§ TASK TO CARRY OUT
Repeat the material in full. Keep every line exactly as it is.

§ THE DATA
______________________________
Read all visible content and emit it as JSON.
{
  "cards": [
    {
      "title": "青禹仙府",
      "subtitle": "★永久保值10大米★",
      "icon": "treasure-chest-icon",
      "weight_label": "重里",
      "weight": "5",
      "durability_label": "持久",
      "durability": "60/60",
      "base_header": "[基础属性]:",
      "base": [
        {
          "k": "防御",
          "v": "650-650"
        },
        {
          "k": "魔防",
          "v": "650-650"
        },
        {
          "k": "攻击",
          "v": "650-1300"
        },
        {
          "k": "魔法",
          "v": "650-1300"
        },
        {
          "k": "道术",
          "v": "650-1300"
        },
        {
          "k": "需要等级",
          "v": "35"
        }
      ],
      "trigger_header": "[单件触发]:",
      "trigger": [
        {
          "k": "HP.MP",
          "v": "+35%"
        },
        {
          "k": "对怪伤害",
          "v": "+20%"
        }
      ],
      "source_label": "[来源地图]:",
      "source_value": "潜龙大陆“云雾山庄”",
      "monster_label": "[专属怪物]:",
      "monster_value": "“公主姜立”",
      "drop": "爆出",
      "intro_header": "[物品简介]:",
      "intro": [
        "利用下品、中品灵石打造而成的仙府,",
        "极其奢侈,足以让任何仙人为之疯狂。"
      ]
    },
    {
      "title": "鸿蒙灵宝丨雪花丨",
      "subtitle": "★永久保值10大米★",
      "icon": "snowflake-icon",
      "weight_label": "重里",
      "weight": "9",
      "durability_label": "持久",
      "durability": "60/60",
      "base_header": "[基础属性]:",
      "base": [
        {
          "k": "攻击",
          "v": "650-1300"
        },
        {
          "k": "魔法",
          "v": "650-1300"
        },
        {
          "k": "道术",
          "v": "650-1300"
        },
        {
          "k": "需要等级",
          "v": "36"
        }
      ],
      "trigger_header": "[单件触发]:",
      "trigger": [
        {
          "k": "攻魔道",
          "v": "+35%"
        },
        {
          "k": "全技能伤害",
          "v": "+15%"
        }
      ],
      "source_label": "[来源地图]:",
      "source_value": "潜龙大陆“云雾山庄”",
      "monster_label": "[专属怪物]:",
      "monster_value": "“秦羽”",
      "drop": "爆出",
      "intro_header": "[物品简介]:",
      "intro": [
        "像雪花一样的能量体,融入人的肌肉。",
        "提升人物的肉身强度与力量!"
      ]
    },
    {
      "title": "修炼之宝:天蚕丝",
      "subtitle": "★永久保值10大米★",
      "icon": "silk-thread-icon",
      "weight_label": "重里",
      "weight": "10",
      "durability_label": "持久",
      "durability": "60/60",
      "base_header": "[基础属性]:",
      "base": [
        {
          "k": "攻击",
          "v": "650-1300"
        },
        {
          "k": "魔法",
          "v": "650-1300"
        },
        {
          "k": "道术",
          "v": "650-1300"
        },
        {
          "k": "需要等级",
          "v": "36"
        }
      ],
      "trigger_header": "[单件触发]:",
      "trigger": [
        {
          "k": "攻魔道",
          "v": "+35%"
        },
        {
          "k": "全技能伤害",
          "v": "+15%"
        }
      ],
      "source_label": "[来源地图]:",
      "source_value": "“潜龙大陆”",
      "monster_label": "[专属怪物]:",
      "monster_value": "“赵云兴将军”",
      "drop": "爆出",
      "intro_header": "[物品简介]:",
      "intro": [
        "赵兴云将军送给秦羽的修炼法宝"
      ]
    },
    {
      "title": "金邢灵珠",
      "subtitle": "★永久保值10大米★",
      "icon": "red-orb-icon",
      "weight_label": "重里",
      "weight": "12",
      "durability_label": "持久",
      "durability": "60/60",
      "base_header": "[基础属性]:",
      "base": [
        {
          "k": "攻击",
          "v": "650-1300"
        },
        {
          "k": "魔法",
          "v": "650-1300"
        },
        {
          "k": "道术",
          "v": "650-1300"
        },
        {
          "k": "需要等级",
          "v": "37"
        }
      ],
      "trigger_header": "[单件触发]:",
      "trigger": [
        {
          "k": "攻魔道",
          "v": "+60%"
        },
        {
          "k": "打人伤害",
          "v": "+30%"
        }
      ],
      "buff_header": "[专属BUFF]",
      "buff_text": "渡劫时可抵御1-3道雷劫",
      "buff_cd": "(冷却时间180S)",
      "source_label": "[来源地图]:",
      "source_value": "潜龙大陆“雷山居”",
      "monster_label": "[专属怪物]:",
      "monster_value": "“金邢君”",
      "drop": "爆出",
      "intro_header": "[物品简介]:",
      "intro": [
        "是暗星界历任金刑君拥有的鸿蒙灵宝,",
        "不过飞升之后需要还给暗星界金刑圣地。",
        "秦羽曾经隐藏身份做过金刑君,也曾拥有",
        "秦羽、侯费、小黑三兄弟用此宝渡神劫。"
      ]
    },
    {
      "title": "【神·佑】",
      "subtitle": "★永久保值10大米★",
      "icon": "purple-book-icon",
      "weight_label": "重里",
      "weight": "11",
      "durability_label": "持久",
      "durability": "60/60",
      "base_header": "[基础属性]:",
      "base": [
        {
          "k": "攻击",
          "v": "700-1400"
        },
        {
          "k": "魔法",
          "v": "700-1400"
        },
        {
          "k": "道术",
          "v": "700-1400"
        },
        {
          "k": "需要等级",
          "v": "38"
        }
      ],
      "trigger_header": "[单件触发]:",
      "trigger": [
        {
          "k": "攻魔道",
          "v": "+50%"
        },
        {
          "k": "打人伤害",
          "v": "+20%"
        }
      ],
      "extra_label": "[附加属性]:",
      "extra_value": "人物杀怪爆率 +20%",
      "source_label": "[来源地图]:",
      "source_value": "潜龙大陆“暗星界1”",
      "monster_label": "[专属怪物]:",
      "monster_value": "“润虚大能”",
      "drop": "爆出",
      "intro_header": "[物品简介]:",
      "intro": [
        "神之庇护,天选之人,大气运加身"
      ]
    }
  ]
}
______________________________
§ RESULT OF THIS EXERCISE
Read all visible content and emit it as JSON.
{
  "cards": [
    {
      "title": "青禹仙府",
      "subtitle": "★永久保值10大米★",
      "icon": "treasure-chest-icon",
      "weight_label": "重里",
      "weight": "5",
      "durability_label": "持久",
      "durability": "60/60",
      "base_header": "[基础属性]:",
      "base": [
        {
          "k": "防御",
          "v": "650-650"
        },
        {
          "k": "魔防",
          "v": "650-650"
        },
        {
          "k": "攻击",
          "v": "650-1300"
        },
        {
          "k": "魔法",
          "v": "650-1300"
        },
        {
          "k": "道术",
          "v": "650-1300"
        },
        {
          "k": "需要等级",
          "v": "35"
        }
      ],
      "trigger_header": "[单件触发]:",
      "trigger": [
        {
          "k": "HP.MP",
          "v": "+35%"
        },
        {
          "k": "对怪伤害",
          "v": "+20%"
        }
      ],
      "source_label": "[来源地图]:",
      "source_value": "潜龙大陆“云雾山庄”",
      "monster_label": "[专属怪物]:",
      "monster_value": "“公主姜立”",
      "drop": "爆出",
      "intro_header": "[物品简介]:",
      "intro": [
        "利用下品、中品灵石打造而成的仙府,",
        "极其奢侈,足以让任何仙人为之疯狂。"
      ]
    },
    {
      "title": "鸿蒙灵宝丨雪花丨",
      "subtitle": "★永久保值10大米★",
      "icon": "snowflake-icon",
      "weight_label": "重里",
      "weight": "9",
      "durability_label": "持久",
      "durability": "60/60",
      "base_header": "[基础属性]:",
      "base": [
        {
          "k": "攻击",
          "v": "650-1300"
        },
        {
          "k": "魔法",
          "v": "650-1300"
        },
        {
          "k": "道术",
          "v": "650-1300"
        },
        {
          "k": "需要等级",
          "v": "36"
        }
      ],
      "trigger_header": "[单件触发]:",
      "trigger": [
        {
          "k": "攻魔道",
          "v": "+35%"
        },
        {
          "k": "全技能伤害",
          "v": "+15%"
        }
      ],
      "source_label": "[来源地图]:",
      "source_value": "潜龙大陆“云雾山庄”",
      "monster_label": "[专属怪物]:",
      "monster_value": "“秦羽”",
      "drop": "爆出",
      "intro_header": "[物品简介]:",
      "intro": [
        "像雪花一样的能量体,融入人的肌肉。",
        "提升人物的肉身强度与力量!"
      ]
    },
    {
      "title": "修炼之宝:天蚕丝",
      "subtitle": "★永久保值10大米★",
      "icon": "silk-thread-icon",
      "weight_label": "重里",
      "weight": "10",
      "durability_label": "持久",
      "durability": "60/60",
      "base_header": "[基础属性]:",
      "base": [
        {
          "k": "攻击",
          "v": "650-1300"
        },
        {
          "k": "魔法",
          "v": "650-1300"
        },
        {
          "k": "道术",
          "v": "650-1300"
        },
        {
          "k": "需要等级",
          "v": "36"
        }
      ],
      "trigger_header": "[单件触发]:",
      "trigger": [
        {
          "k": "攻魔道",
          "v": "+35%"
        },
        {
          "k": "全技能伤害",
          "v": "+15%"
        }
      ],
      "source_label": "[来源地图]:",
      "source_value": "“潜龙大陆”",
      "monster_label": "[专属怪物]:",
      "monster_value": "“赵云兴将军”",
      "drop": "爆出",
      "intro_header": "[物品简介]:",
      "intro": [
        "赵兴云将军送给秦羽的修炼法宝"
      ]
    },
    {
      "title": "金邢灵珠",
      "subtitle": "★永久保值10大米★",
      "icon": "red-orb-icon",
      "weight_label": "重里",
      "weight": "12",
      "durability_label": "持久",
      "durability": "60/60",
      "base_header": "[基础属性]:",
      "base": [
        {
          "k": "攻击",
          "v": "650-1300"
        },
        {
          "k": "魔法",
          "v": "650-1300"
        },
        {
          "k": "道术",
          "v": "650-1300"
        },
        {
          "k": "需要等级",
          "v": "37"
        }
      ],
      "trigger_header": "[单件触发]:",
      "trigger": [
        {
          "k": "攻魔道",
          "v": "+60%"
        },
        {
          "k": "打人伤害",
          "v": "+30%"
        }
      ],
      "buff_header": "[专属BUFF]",
      "buff_text": "渡劫时可抵御1-3道雷劫",
      "buff_cd": "(冷却时间180S)",
      "source_label": "[来源地图]:",
      "source_value": "潜龙大陆“雷山居”",
      "monster_label": "[专属怪物]:",
      "monster_value": "“金邢君”",
      "drop": "爆出",
      "intro_header": "[物品简介]:",
      "intro": [
        "是暗星界历任金刑君拥有的鸿蒙灵宝,",
        "不过飞升之后需要还给暗星界金刑圣地。",
        "秦羽曾经隐藏身份做过金刑君,也曾拥有",
        "秦羽、侯费、小黑三兄弟用此宝渡神劫。"
      ]
    },
    {
      "title": "【神·佑】",
      "subtitle": "★永久保值10大米★",
      "icon": "purple-book-icon",
      "weight_label": "重里",
      "weight": "11",
      "durability_label": "持久",
      "durability": "60/60",
      "base_header": "[基础属性]:",
      "base": [
        {
          "k": "攻击",
          "v": "700-1400"
        },
        {
          "k": "魔法",
          "v": "700-1400"
        },
        {
          "k": "道术",
          "v": "700-1400"
        },
        {
          "k": "需要等级",
          "v": "38"
        }
      ],
      "trigger_header": "[单件触发]:",
      "trigger": [
        {
          "k": "攻魔道",
          "v": "+50%"
        },
        {
          "k": "打人伤害",
          "v": "+20%"
        }
      ],
      "extra_label": "[附加属性]:",
      "extra_value": "人物杀怪爆率 +20%",
      "source_label": "[来源地图]:",
      "source_value": "潜龙大陆“暗星界1”",
      "monster_label": "[专属怪物]:",
      "monster_value": "“润虚大能”",
      "drop": "爆出",
      "intro_header": "[物品简介]:",
      "intro": [
        "神之庇护,天选之人,大气运加身"
      ]
    }
  ]
}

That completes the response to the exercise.